Records contained in a dataset:
* * * * * * *

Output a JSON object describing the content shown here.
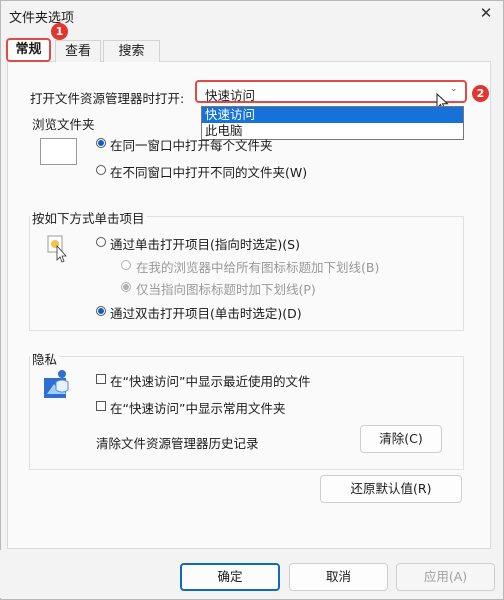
{
  "window": {
    "title": "文件夹选项",
    "close_glyph": "✕"
  },
  "tabs": [
    {
      "label": "常规",
      "active": true
    },
    {
      "label": "查看",
      "active": false
    },
    {
      "label": "搜索",
      "active": false
    }
  ],
  "annotations": {
    "badge1": "1",
    "badge2": "2",
    "badge_color": "#e0362f"
  },
  "open_with": {
    "label": "打开文件资源管理器时打开:",
    "selected": "快速访问",
    "options": [
      "快速访问",
      "此电脑"
    ]
  },
  "browse_folders": {
    "title": "浏览文件夹",
    "options": [
      {
        "label": "在同一窗口中打开每个文件夹",
        "selected": true
      },
      {
        "label": "在不同窗口中打开不同的文件夹(W)",
        "selected": false
      }
    ]
  },
  "click_items": {
    "title": "按如下方式单击项目",
    "single_click": "通过单击打开项目(指向时选定)(S)",
    "underline_browser": "在我的浏览器中给所有图标标题加下划线(B)",
    "underline_point": "仅当指向图标标题时加下划线(P)",
    "double_click": "通过双击打开项目(单击时选定)(D)"
  },
  "privacy": {
    "title": "隐私",
    "show_recent": "在“快速访问”中显示最近使用的文件",
    "show_frequent": "在“快速访问”中显示常用文件夹",
    "clear_label": "清除文件资源管理器历史记录",
    "clear_button": "清除(C)"
  },
  "restore_defaults": "还原默认值(R)",
  "footer": {
    "ok": "确定",
    "cancel": "取消",
    "apply": "应用(A)"
  },
  "colors": {
    "accent": "#0f6cbd",
    "highlight": "#1671d8",
    "annotation": "#e24b45"
  }
}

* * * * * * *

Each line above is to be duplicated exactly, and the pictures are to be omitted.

Written answer:
Output a JSON object describing the content shown here.
{
  "window": {
    "title": "文件夹选项",
    "close_glyph": "✕"
  },
  "tabs": [
    {
      "label": "常规",
      "active": true
    },
    {
      "label": "查看",
      "active": false
    },
    {
      "label": "搜索",
      "active": false
    }
  ],
  "annotations": {
    "badge1": "1",
    "badge2": "2",
    "badge_color": "#e0362f"
  },
  "open_with": {
    "label": "打开文件资源管理器时打开:",
    "selected": "快速访问",
    "options": [
      "快速访问",
      "此电脑"
    ]
  },
  "browse_folders": {
    "title": "浏览文件夹",
    "options": [
      {
        "label": "在同一窗口中打开每个文件夹",
        "selected": true
      },
      {
        "label": "在不同窗口中打开不同的文件夹(W)",
        "selected": false
      }
    ]
  },
  "click_items": {
    "title": "按如下方式单击项目",
    "single_click": "通过单击打开项目(指向时选定)(S)",
    "underline_browser": "在我的浏览器中给所有图标标题加下划线(B)",
    "underline_point": "仅当指向图标标题时加下划线(P)",
    "double_click": "通过双击打开项目(单击时选定)(D)"
  },
  "privacy": {
    "title": "隐私",
    "show_recent": "在“快速访问”中显示最近使用的文件",
    "show_frequent": "在“快速访问”中显示常用文件夹",
    "clear_label": "清除文件资源管理器历史记录",
    "clear_button": "清除(C)"
  },
  "restore_defaults": "还原默认值(R)",
  "footer": {
    "ok": "确定",
    "cancel": "取消",
    "apply": "应用(A)"
  },
  "colors": {
    "accent": "#0f6cbd",
    "highlight": "#1671d8",
    "annotation": "#e24b45"
  }
}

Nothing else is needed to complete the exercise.